There are plenty of legitimate reasons to work from home: it saves gasoline (if you drive or take the bus), eliminates commuting time, and on the company side, it means that less office space is needed to accomodate employees. Now there’s another reason, backed by a study (PDF) from Stanford: People who work from home are more productive than those that don’t.
The latest telecommuting talking point comes from a study that randomized 250 call center employees at a Chinese company, designating some as telecommuters for four days a week and asking others to come into the office every workday for a nine-month period. The reasoning: the company, CTrip (China’s biggest travel agency), was considering a company-wide work from home policy to decrease high attrition rates and cut down on office costs.
In the end, the researchers behind the study found that telecommuters ramped up their performance by 13%—9.5% attributable to taking fewer sick days and breaks and working more minutes per shift, and 3.5% because they took more calls each minute because of access to a quiet environment. Job attrition rates among the telecommuters dropped by half, and they reported more work satisfaction, too. CTrip also saved approximately $2,000 per employee.

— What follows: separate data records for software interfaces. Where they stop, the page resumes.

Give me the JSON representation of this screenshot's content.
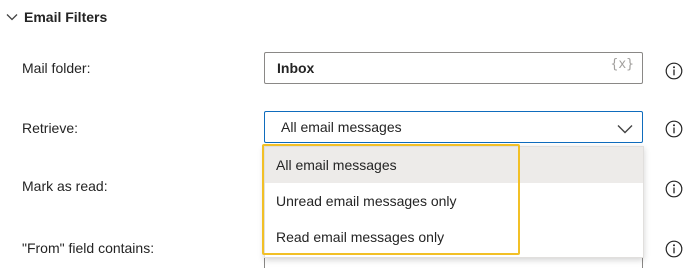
{
  "section": {
    "title": "Email Filters",
    "collapse_icon": "chevron-down-icon"
  },
  "fields": {
    "mail_folder": {
      "label": "Mail folder:",
      "value": "Inbox",
      "variable_icon": "{x}"
    },
    "retrieve": {
      "label": "Retrieve:",
      "value": "All email messages"
    },
    "mark_as_read": {
      "label": "Mark as read:"
    },
    "from_contains": {
      "label": "\"From\" field contains:"
    }
  },
  "dropdown": {
    "options": [
      "All email messages",
      "Unread email messages only",
      "Read email messages only"
    ],
    "selected": "All email messages"
  },
  "colors": {
    "focus_border": "#0f6cbd",
    "highlight": "#f2c026",
    "selected_bg": "#edebe9"
  },
  "icons": {
    "info": "info-icon",
    "dropdown": "chevron-down-icon"
  }
}
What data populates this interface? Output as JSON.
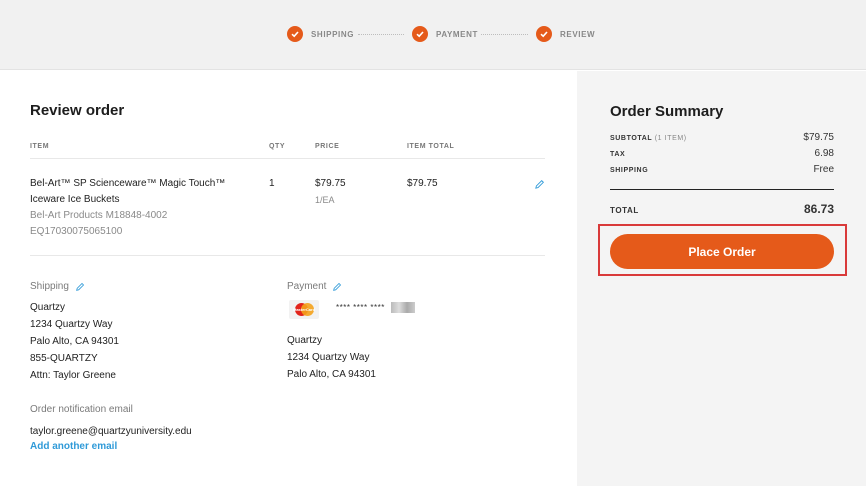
{
  "stepper": {
    "steps": [
      "SHIPPING",
      "PAYMENT",
      "REVIEW"
    ]
  },
  "review": {
    "title": "Review order",
    "headers": {
      "item": "ITEM",
      "qty": "QTY",
      "price": "PRICE",
      "item_total": "ITEM TOTAL"
    },
    "item": {
      "name_line1": "Bel-Art™ SP Scienceware™ Magic Touch™",
      "name_line2": "Iceware Ice Buckets",
      "vendor_sku": "Bel-Art Products M18848-4002",
      "code": "EQ17030075065100",
      "qty": "1",
      "price": "$79.75",
      "unit": "1/EA",
      "item_total": "$79.75"
    },
    "shipping": {
      "title": "Shipping",
      "lines": [
        "Quartzy",
        "1234 Quartzy Way",
        "Palo Alto, CA 94301",
        "855-QUARTZY",
        "Attn: Taylor Greene"
      ]
    },
    "payment": {
      "title": "Payment",
      "card_brand": "mastercard",
      "masked_number": "**** **** ****",
      "lines": [
        "Quartzy",
        "1234 Quartzy Way",
        "Palo Alto, CA 94301"
      ]
    },
    "notification": {
      "title": "Order notification email",
      "email": "taylor.greene@quartzyuniversity.edu",
      "add_link": "Add another email"
    }
  },
  "summary": {
    "title": "Order Summary",
    "subtotal_label": "SUBTOTAL",
    "subtotal_sub": "(1 ITEM)",
    "subtotal_value": "$79.75",
    "tax_label": "TAX",
    "tax_value": "6.98",
    "shipping_label": "SHIPPING",
    "shipping_value": "Free",
    "total_label": "TOTAL",
    "total_value": "86.73",
    "place_order": "Place Order"
  },
  "colors": {
    "accent": "#e55a1a",
    "link": "#2f9ad8",
    "highlight": "#d93a3a"
  }
}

As a result of the experiment, CTrip decided to roll out a company-wide work from home program. Not everyone who participated in the study, however, elected to work from home—two-thirds of the control group stayed in the office, while half of the telecommuters decided they would rather be in the office as well. Unsurprisingly, the telecommuters who experienced an increase in performance were the ones who decided to stay home.
Call center work is, of course, fairly straightforward and easy to track—so while the study found no impact on the ability of the telecommuters to get promoted, the same may not hold true in other professions where goals are more nebulous. Still, the study provides ample fuel for anyone trying to convince their boss that working from home isn’t just the environmentally conscious thing to do—it also makes good business sense.